> _Exercise material_:
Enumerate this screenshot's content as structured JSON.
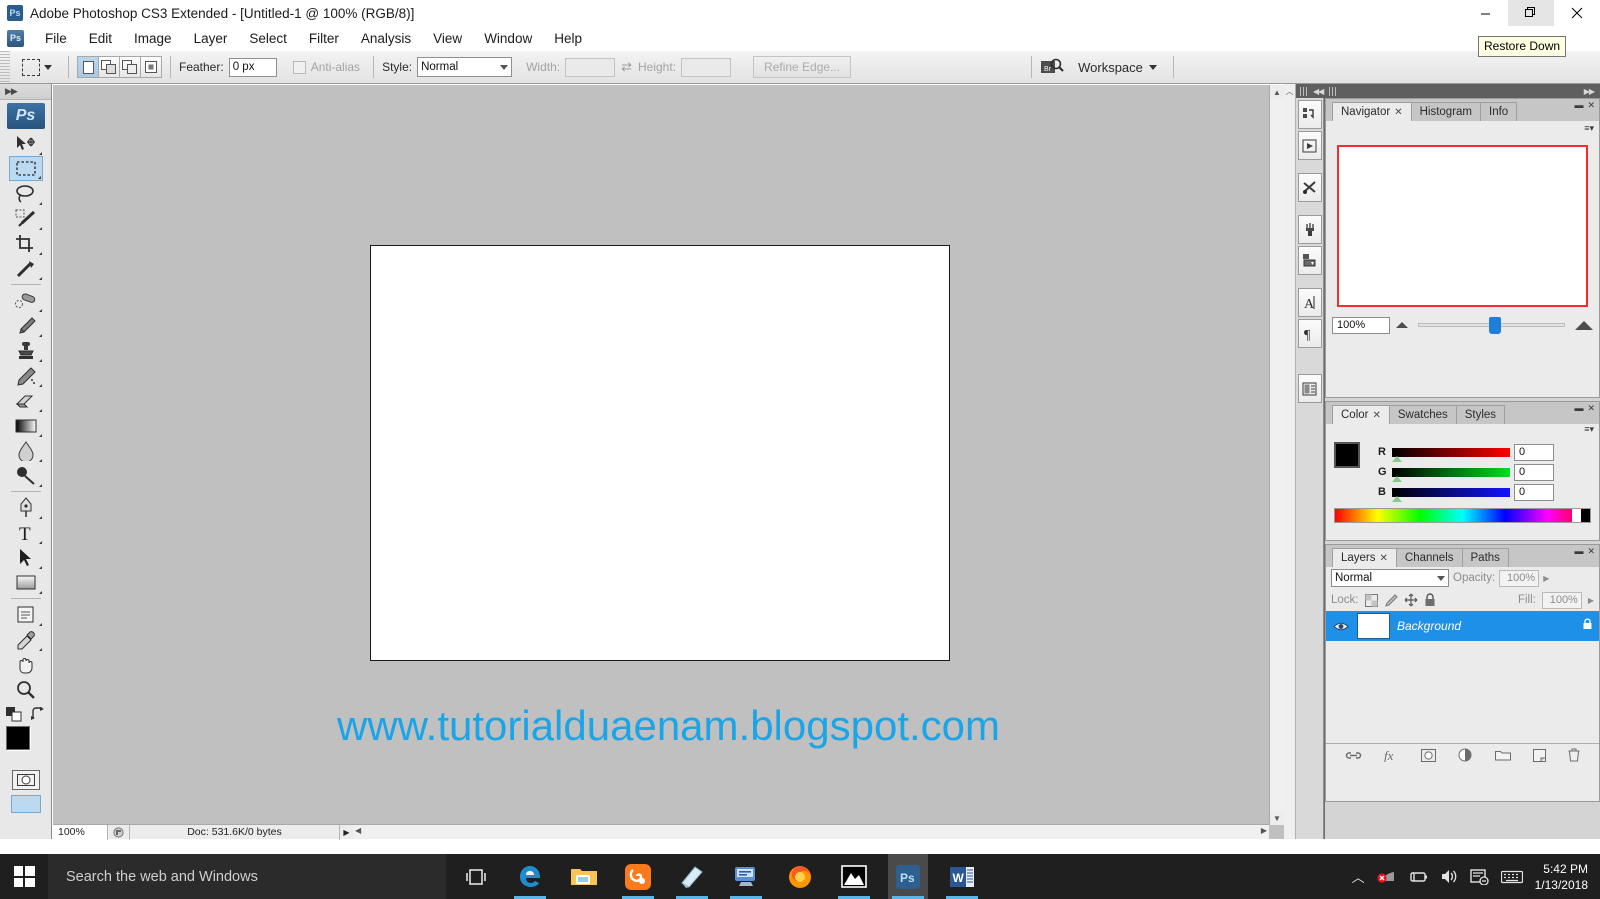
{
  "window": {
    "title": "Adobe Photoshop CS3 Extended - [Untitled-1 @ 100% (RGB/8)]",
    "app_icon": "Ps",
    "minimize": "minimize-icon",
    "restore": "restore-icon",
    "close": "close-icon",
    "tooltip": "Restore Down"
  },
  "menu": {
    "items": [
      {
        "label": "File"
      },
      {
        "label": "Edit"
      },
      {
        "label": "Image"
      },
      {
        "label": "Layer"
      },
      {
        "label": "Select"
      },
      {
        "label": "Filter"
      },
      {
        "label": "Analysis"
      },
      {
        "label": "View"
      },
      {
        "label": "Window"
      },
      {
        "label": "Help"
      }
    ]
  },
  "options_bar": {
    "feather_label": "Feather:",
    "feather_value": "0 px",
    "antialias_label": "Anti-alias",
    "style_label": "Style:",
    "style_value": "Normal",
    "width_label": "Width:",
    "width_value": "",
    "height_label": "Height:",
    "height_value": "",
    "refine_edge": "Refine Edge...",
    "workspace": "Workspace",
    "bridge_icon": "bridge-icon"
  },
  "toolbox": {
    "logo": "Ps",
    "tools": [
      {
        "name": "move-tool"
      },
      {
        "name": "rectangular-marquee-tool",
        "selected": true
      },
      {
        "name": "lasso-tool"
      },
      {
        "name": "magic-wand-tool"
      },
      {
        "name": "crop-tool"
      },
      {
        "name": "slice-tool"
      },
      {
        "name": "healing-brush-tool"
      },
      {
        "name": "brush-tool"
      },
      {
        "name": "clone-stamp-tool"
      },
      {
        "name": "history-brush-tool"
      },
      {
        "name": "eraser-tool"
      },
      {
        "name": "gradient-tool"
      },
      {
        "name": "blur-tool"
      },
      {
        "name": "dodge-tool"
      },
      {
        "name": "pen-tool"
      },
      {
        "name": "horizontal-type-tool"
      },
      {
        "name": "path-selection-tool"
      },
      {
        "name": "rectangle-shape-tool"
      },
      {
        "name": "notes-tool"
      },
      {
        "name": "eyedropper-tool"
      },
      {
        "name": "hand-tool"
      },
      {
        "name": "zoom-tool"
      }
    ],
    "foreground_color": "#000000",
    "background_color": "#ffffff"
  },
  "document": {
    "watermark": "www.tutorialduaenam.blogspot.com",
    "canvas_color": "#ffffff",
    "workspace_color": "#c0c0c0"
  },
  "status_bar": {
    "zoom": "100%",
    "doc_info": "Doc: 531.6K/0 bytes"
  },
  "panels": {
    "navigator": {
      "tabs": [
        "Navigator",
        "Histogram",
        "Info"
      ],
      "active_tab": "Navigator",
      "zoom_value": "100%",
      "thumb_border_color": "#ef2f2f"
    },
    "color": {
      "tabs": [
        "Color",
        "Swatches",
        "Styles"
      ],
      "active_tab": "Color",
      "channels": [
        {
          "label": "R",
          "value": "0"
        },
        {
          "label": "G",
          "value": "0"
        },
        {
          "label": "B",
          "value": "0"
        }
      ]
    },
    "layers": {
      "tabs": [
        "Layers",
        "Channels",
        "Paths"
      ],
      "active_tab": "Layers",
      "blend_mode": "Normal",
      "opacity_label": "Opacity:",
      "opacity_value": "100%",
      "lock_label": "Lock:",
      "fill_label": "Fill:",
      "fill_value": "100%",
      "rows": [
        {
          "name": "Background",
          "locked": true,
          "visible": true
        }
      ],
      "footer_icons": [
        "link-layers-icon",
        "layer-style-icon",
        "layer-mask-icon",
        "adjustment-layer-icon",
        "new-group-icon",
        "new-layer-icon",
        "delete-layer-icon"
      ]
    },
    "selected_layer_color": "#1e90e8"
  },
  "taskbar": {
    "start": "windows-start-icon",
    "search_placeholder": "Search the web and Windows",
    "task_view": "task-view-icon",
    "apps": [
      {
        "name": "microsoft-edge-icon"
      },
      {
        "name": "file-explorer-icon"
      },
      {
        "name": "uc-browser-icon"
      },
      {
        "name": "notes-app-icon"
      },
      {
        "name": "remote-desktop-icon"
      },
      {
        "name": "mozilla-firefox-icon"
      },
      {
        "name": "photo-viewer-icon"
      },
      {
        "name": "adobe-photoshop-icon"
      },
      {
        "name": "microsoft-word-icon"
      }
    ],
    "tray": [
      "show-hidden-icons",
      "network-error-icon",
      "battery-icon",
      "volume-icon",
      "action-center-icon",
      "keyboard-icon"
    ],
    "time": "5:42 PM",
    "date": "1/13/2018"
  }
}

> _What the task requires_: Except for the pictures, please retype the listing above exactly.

> _Task result_:
Enumerate this screenshot's content as structured JSON.
{
  "window": {
    "title": "Adobe Photoshop CS3 Extended - [Untitled-1 @ 100% (RGB/8)]",
    "app_icon": "Ps",
    "minimize": "minimize-icon",
    "restore": "restore-icon",
    "close": "close-icon",
    "tooltip": "Restore Down"
  },
  "menu": {
    "items": [
      {
        "label": "File"
      },
      {
        "label": "Edit"
      },
      {
        "label": "Image"
      },
      {
        "label": "Layer"
      },
      {
        "label": "Select"
      },
      {
        "label": "Filter"
      },
      {
        "label": "Analysis"
      },
      {
        "label": "View"
      },
      {
        "label": "Window"
      },
      {
        "label": "Help"
      }
    ]
  },
  "options_bar": {
    "feather_label": "Feather:",
    "feather_value": "0 px",
    "antialias_label": "Anti-alias",
    "style_label": "Style:",
    "style_value": "Normal",
    "width_label": "Width:",
    "width_value": "",
    "height_label": "Height:",
    "height_value": "",
    "refine_edge": "Refine Edge...",
    "workspace": "Workspace",
    "bridge_icon": "bridge-icon"
  },
  "toolbox": {
    "logo": "Ps",
    "tools": [
      {
        "name": "move-tool"
      },
      {
        "name": "rectangular-marquee-tool",
        "selected": true
      },
      {
        "name": "lasso-tool"
      },
      {
        "name": "magic-wand-tool"
      },
      {
        "name": "crop-tool"
      },
      {
        "name": "slice-tool"
      },
      {
        "name": "healing-brush-tool"
      },
      {
        "name": "brush-tool"
      },
      {
        "name": "clone-stamp-tool"
      },
      {
        "name": "history-brush-tool"
      },
      {
        "name": "eraser-tool"
      },
      {
        "name": "gradient-tool"
      },
      {
        "name": "blur-tool"
      },
      {
        "name": "dodge-tool"
      },
      {
        "name": "pen-tool"
      },
      {
        "name": "horizontal-type-tool"
      },
      {
        "name": "path-selection-tool"
      },
      {
        "name": "rectangle-shape-tool"
      },
      {
        "name": "notes-tool"
      },
      {
        "name": "eyedropper-tool"
      },
      {
        "name": "hand-tool"
      },
      {
        "name": "zoom-tool"
      }
    ],
    "foreground_color": "#000000",
    "background_color": "#ffffff"
  },
  "document": {
    "watermark": "www.tutorialduaenam.blogspot.com",
    "canvas_color": "#ffffff",
    "workspace_color": "#c0c0c0"
  },
  "status_bar": {
    "zoom": "100%",
    "doc_info": "Doc: 531.6K/0 bytes"
  },
  "panels": {
    "navigator": {
      "tabs": [
        "Navigator",
        "Histogram",
        "Info"
      ],
      "active_tab": "Navigator",
      "zoom_value": "100%",
      "thumb_border_color": "#ef2f2f"
    },
    "color": {
      "tabs": [
        "Color",
        "Swatches",
        "Styles"
      ],
      "active_tab": "Color",
      "channels": [
        {
          "label": "R",
          "value": "0"
        },
        {
          "label": "G",
          "value": "0"
        },
        {
          "label": "B",
          "value": "0"
        }
      ]
    },
    "layers": {
      "tabs": [
        "Layers",
        "Channels",
        "Paths"
      ],
      "active_tab": "Layers",
      "blend_mode": "Normal",
      "opacity_label": "Opacity:",
      "opacity_value": "100%",
      "lock_label": "Lock:",
      "fill_label": "Fill:",
      "fill_value": "100%",
      "rows": [
        {
          "name": "Background",
          "locked": true,
          "visible": true
        }
      ],
      "footer_icons": [
        "link-layers-icon",
        "layer-style-icon",
        "layer-mask-icon",
        "adjustment-layer-icon",
        "new-group-icon",
        "new-layer-icon",
        "delete-layer-icon"
      ]
    },
    "selected_layer_color": "#1e90e8"
  },
  "taskbar": {
    "start": "windows-start-icon",
    "search_placeholder": "Search the web and Windows",
    "task_view": "task-view-icon",
    "apps": [
      {
        "name": "microsoft-edge-icon"
      },
      {
        "name": "file-explorer-icon"
      },
      {
        "name": "uc-browser-icon"
      },
      {
        "name": "notes-app-icon"
      },
      {
        "name": "remote-desktop-icon"
      },
      {
        "name": "mozilla-firefox-icon"
      },
      {
        "name": "photo-viewer-icon"
      },
      {
        "name": "adobe-photoshop-icon"
      },
      {
        "name": "microsoft-word-icon"
      }
    ],
    "tray": [
      "show-hidden-icons",
      "network-error-icon",
      "battery-icon",
      "volume-icon",
      "action-center-icon",
      "keyboard-icon"
    ],
    "time": "5:42 PM",
    "date": "1/13/2018"
  }
}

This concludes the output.